Innovative businesses with quick and high growth potential are the ideal candidates for venture capital funding. A detailed business plan would be essential, however.
Venture capital investors provide private equity capital (cash in return for shares in your company) if they judge that a business has fast growth potential. The funding is typically provided during the early stages of the business. If the growth potential is realized, the investors will be able to sell their shares at much higher prices and obtain high returns.
Venture Capital Funding is Costly
Venture capitalists take up risks that more conservative fund-providers, such as ordinary shareholders and banks, are unwilling to accept. Banks typically look for a record of past successful business performance. New entrepreneurs do not have such a business record and will not typically be able to satisfy bankers.
In return for the risk-taking, venture capital companies look for high levels of returns like 40% per annum. If entrepreneurs had been able to obtain needed funds from normal sources, these high returns would have accrued to them.
New entrepreneurs can seek normal types of funding to maximize their returns. For example, small business support agencies might be willing to provide repayment guarantees to banks.
Venture Capital Can Mean Loss of Full Control over the Business
Venture capital firms do not just provide equity funds and then stand by. Typically they will have management partners with business management expertise and domain specialists with specific industry expertise.
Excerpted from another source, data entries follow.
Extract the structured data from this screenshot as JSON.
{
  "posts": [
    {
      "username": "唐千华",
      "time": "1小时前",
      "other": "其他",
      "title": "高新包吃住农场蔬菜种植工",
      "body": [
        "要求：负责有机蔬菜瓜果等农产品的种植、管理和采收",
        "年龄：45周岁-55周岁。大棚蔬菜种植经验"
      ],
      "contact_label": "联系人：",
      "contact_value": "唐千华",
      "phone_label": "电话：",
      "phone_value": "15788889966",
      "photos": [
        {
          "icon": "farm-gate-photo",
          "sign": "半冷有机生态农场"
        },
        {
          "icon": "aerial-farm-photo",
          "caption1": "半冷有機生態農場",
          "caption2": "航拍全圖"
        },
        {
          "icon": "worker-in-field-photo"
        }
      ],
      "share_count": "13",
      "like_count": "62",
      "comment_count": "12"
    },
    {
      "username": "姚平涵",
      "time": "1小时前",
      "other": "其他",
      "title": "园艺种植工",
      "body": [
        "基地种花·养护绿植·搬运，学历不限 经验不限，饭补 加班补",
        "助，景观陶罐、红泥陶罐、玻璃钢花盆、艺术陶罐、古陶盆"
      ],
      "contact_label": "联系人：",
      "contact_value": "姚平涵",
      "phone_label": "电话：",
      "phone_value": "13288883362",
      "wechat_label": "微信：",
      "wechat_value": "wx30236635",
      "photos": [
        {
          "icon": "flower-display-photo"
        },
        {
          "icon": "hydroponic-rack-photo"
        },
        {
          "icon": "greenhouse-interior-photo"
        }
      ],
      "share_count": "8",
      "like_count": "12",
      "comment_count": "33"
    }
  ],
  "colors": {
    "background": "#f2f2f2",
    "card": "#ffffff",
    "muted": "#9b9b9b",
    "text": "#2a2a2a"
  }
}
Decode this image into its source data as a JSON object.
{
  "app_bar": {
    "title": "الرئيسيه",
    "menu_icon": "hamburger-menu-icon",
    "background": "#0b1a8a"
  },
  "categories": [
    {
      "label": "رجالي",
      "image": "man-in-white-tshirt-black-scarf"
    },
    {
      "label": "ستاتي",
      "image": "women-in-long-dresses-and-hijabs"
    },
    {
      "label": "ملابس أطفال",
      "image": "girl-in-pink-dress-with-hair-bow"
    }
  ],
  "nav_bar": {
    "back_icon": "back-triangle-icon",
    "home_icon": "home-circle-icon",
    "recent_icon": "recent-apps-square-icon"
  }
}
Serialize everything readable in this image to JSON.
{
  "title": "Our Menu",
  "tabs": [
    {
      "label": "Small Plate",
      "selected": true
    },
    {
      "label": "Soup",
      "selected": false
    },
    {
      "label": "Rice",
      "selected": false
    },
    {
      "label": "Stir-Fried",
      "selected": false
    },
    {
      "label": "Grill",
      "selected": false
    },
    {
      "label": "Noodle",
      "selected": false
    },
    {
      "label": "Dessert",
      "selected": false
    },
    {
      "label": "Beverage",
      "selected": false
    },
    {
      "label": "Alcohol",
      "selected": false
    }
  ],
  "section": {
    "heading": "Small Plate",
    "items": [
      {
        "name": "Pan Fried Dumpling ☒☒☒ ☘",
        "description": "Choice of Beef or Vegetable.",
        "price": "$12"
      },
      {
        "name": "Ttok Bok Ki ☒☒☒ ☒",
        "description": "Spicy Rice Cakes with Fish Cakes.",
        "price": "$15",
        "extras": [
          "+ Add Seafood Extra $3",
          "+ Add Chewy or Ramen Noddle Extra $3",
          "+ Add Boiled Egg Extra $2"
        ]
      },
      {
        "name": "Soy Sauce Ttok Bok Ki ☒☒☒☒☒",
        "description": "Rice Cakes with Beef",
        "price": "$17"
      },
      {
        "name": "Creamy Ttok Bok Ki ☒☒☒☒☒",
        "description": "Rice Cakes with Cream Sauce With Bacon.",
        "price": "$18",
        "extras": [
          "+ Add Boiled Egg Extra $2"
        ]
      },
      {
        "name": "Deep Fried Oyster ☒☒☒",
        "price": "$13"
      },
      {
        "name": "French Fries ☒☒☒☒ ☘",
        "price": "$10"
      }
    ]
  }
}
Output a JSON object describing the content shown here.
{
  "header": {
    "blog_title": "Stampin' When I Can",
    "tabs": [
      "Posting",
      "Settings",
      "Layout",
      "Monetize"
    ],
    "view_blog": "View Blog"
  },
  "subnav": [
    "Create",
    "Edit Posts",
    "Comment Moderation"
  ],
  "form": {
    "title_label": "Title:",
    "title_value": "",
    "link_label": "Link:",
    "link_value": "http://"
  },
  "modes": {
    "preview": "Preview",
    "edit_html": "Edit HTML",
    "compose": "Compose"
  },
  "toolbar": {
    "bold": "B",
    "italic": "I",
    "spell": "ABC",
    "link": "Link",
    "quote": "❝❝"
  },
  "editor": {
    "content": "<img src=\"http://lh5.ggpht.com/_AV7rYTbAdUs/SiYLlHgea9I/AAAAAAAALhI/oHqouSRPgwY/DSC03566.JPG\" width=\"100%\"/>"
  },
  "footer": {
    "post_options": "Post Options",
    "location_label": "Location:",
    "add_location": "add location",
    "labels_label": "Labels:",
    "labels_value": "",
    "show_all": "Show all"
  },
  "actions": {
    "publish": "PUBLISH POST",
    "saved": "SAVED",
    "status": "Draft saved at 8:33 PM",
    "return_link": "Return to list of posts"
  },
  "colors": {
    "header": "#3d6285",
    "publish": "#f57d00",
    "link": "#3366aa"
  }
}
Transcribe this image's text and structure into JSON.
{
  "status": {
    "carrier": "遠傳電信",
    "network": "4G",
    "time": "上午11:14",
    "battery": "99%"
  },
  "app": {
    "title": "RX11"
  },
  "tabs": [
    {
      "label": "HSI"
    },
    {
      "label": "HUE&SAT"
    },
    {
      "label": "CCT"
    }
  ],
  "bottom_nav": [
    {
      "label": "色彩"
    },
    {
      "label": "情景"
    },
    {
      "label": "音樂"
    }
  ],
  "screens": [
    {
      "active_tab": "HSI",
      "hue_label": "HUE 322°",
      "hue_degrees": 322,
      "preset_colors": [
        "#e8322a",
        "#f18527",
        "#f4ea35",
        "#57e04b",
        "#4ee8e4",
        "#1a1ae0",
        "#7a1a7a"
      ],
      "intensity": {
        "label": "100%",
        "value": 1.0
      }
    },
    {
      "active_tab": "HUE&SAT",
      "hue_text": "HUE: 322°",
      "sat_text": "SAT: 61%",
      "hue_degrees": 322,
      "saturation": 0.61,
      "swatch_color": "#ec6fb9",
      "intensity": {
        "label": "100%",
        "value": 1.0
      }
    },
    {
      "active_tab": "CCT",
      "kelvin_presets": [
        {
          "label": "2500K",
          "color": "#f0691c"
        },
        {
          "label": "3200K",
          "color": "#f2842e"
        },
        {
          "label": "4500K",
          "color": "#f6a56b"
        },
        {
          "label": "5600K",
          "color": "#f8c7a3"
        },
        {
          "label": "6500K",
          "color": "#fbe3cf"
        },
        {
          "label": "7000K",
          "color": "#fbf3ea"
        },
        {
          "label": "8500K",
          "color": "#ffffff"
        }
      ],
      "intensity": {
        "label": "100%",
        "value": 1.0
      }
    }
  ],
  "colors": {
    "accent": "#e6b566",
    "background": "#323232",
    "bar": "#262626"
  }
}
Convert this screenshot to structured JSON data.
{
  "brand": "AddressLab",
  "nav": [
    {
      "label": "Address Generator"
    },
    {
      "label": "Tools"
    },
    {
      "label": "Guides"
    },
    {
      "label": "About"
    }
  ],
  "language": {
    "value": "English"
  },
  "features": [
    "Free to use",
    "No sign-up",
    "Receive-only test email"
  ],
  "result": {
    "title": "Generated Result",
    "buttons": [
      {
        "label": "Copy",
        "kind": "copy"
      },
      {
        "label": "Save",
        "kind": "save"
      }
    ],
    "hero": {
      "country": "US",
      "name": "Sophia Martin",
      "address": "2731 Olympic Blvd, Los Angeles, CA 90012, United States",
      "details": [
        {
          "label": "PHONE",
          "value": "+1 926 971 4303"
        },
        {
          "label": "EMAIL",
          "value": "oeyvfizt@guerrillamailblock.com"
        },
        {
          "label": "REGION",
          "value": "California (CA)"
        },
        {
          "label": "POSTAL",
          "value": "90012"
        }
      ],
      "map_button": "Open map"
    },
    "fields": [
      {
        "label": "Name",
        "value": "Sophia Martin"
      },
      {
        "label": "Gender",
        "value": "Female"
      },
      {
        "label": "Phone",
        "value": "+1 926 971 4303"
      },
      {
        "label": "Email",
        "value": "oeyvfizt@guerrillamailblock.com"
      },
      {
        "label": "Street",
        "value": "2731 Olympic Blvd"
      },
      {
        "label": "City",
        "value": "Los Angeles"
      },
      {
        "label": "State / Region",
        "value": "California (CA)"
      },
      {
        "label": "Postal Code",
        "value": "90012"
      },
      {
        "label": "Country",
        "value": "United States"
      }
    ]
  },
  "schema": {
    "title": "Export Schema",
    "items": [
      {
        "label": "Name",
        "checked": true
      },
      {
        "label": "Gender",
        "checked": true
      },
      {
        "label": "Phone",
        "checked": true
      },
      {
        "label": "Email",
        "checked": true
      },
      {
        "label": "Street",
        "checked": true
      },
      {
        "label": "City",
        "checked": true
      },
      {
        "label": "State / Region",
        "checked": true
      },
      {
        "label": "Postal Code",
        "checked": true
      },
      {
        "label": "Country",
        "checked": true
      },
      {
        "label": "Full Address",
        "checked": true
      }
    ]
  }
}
With the help of these specialists, they will exercise some degree of managerial and technical control over the funded business.
This can be a good thing because new entrepreneurs, particularly technical entrepreneurs, might not have the needed business expertise to exploit the full business potential.
Who are the Venture Capitalists?
Venture capitalists can be institutional investors seeking high returns on the funds they deploy, or high net worth individuals (called business angels) looking for worthwhile investment opportunities.
There are industry associations for venture capital investors and new entrepreneurs might be able to find an investor through them. In the USA, National Venture Capital Association is such a body. US government also licenses Small Business Investment Companies (SBICs) to provide venture capital support to small businesses.
Can all Entrepreneurs Expect Venture Capital Funding?
Venture capitalists are highly selective and accept only one proposal out of hundreds that they receive. Entrepreneurs planning to approach this source need to develop their business ideas into detailed and practical business plans in advance.
Venture investors expect to harvest their investments at high profits within a period of three to seven years. Businesses with the potential to become profitable and grow into a much larger business (able to go for an IPO, for example) during this short period stand a better chance.
Venture capital is a source of funding for new entrepreneurs with a superb business idea. These entrepreneurs might find it impossible to raise money from conventional (or informal) sources. They can get both funding and managerial help from venture capital firms.